[Task to carry out]:
Would you repeat each of the lines below exactly?

___ Data ___

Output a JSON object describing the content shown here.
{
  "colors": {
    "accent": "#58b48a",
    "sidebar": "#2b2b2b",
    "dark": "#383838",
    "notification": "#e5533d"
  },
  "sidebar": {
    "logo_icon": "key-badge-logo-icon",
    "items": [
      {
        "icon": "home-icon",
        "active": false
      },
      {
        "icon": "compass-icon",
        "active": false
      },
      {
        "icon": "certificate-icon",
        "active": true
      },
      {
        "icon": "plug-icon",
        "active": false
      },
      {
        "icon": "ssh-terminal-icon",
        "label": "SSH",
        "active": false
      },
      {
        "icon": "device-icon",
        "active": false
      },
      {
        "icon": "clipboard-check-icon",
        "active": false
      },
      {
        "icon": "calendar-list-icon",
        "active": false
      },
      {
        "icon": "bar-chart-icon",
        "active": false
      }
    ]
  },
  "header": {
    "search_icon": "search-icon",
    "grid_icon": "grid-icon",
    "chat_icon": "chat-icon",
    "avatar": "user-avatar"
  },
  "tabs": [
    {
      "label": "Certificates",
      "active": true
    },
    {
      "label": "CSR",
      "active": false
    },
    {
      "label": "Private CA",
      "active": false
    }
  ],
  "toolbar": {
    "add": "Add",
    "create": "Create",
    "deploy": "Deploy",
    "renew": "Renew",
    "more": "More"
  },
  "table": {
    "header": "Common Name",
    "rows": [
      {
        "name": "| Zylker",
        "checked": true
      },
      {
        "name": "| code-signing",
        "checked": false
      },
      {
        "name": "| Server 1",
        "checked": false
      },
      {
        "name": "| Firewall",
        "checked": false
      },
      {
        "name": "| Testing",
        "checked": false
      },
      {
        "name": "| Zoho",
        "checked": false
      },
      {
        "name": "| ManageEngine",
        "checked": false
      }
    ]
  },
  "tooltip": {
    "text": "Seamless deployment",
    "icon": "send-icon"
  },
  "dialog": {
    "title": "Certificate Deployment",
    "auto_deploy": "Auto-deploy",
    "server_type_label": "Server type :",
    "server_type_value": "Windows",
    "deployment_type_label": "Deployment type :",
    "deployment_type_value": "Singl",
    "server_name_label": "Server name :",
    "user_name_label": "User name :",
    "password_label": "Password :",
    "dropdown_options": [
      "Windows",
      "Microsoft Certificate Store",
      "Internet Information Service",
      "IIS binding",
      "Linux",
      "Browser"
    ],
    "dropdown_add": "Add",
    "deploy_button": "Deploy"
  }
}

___

[Answer to this problem]:
Output a JSON object describing the content shown here.
{
  "colors": {
    "accent": "#58b48a",
    "sidebar": "#2b2b2b",
    "dark": "#383838",
    "notification": "#e5533d"
  },
  "sidebar": {
    "logo_icon": "key-badge-logo-icon",
    "items": [
      {
        "icon": "home-icon",
        "active": false
      },
      {
        "icon": "compass-icon",
        "active": false
      },
      {
        "icon": "certificate-icon",
        "active": true
      },
      {
        "icon": "plug-icon",
        "active": false
      },
      {
        "icon": "ssh-terminal-icon",
        "label": "SSH",
        "active": false
      },
      {
        "icon": "device-icon",
        "active": false
      },
      {
        "icon": "clipboard-check-icon",
        "active": false
      },
      {
        "icon": "calendar-list-icon",
        "active": false
      },
      {
        "icon": "bar-chart-icon",
        "active": false
      }
    ]
  },
  "header": {
    "search_icon": "search-icon",
    "grid_icon": "grid-icon",
    "chat_icon": "chat-icon",
    "avatar": "user-avatar"
  },
  "tabs": [
    {
      "label": "Certificates",
      "active": true
    },
    {
      "label": "CSR",
      "active": false
    },
    {
      "label": "Private CA",
      "active": false
    }
  ],
  "toolbar": {
    "add": "Add",
    "create": "Create",
    "deploy": "Deploy",
    "renew": "Renew",
    "more": "More"
  },
  "table": {
    "header": "Common Name",
    "rows": [
      {
        "name": "| Zylker",
        "checked": true
      },
      {
        "name": "| code-signing",
        "checked": false
      },
      {
        "name": "| Server 1",
        "checked": false
      },
      {
        "name": "| Firewall",
        "checked": false
      },
      {
        "name": "| Testing",
        "checked": false
      },
      {
        "name": "| Zoho",
        "checked": false
      },
      {
        "name": "| ManageEngine",
        "checked": false
      }
    ]
  },
  "tooltip": {
    "text": "Seamless deployment",
    "icon": "send-icon"
  },
  "dialog": {
    "title": "Certificate Deployment",
    "auto_deploy": "Auto-deploy",
    "server_type_label": "Server type :",
    "server_type_value": "Windows",
    "deployment_type_label": "Deployment type :",
    "deployment_type_value": "Singl",
    "server_name_label": "Server name :",
    "user_name_label": "User name :",
    "password_label": "Password :",
    "dropdown_options": [
      "Windows",
      "Microsoft Certificate Store",
      "Internet Information Service",
      "IIS binding",
      "Linux",
      "Browser"
    ],
    "dropdown_add": "Add",
    "deploy_button": "Deploy"
  }
}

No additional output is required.